#### ENTRIES SUPPLIED ####

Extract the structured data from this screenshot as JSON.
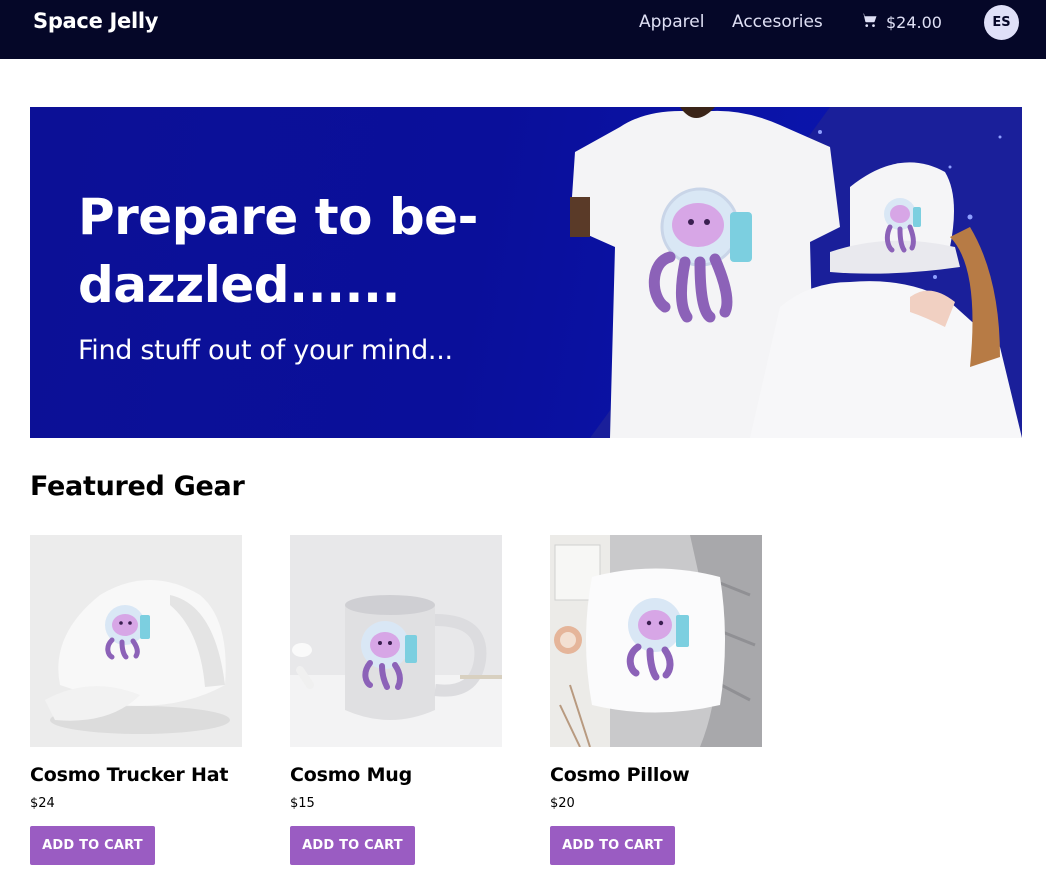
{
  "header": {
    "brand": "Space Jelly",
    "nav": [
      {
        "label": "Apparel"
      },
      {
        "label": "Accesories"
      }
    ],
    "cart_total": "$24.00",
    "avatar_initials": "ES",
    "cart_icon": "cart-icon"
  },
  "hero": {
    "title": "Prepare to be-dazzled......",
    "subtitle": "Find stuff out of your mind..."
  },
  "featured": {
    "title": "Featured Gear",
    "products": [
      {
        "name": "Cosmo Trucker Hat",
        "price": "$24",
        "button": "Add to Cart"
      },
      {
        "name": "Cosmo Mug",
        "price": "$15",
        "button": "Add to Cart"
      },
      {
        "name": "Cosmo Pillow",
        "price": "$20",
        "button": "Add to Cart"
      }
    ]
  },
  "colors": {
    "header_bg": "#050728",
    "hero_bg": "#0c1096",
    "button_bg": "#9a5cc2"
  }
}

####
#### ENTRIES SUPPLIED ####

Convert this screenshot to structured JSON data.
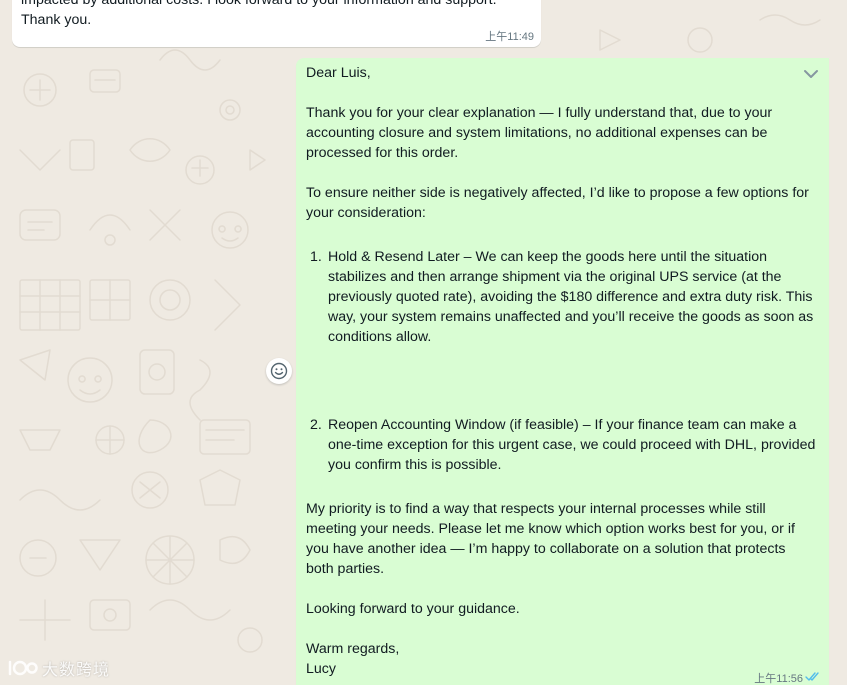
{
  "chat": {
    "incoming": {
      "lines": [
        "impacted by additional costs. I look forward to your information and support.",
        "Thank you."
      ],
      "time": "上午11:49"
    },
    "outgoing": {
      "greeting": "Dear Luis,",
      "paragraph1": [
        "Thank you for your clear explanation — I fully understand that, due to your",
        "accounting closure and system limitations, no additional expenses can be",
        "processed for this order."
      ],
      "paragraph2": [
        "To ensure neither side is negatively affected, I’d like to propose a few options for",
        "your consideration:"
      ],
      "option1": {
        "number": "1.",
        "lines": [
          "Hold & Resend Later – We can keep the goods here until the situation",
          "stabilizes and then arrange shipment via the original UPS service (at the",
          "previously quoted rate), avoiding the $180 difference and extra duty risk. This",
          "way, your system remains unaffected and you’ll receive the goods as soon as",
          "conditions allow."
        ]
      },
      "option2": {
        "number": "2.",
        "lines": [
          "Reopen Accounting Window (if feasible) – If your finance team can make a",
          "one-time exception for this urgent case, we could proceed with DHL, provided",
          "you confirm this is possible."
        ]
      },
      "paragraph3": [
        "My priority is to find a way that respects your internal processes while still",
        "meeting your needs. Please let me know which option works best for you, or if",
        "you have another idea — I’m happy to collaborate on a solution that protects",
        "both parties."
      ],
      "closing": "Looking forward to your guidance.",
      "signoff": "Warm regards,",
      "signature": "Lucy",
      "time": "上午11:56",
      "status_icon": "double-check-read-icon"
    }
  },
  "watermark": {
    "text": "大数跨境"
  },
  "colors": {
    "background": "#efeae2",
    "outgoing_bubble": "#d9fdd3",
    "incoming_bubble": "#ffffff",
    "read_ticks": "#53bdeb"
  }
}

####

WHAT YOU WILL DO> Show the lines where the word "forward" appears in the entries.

ANSWER SPACE>
        "impacted by additional costs. I look forward to your information and support.",
      "closing": "Looking forward to your guidance.",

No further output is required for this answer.